[Opening Records to process section]

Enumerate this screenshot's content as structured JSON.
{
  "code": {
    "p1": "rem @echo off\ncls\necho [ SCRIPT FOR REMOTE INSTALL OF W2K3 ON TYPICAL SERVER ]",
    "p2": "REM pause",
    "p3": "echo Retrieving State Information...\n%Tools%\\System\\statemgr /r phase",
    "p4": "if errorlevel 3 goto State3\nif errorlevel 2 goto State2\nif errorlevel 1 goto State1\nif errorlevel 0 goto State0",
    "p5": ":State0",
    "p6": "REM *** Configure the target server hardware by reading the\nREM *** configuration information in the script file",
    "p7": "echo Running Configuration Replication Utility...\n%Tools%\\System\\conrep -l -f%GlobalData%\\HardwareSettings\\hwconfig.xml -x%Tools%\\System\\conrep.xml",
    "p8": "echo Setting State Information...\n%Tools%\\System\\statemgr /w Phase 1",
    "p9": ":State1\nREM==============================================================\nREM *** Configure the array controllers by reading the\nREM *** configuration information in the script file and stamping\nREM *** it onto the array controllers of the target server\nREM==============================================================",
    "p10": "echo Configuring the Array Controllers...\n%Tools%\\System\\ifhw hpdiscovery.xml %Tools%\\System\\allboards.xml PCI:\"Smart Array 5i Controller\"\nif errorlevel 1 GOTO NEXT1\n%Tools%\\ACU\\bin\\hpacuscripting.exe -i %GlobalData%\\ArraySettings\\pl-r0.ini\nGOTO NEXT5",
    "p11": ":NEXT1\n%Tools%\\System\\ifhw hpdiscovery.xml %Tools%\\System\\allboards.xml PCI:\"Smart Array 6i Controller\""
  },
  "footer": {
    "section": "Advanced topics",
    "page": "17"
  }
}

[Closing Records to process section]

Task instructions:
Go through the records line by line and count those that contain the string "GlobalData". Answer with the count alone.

Result:
2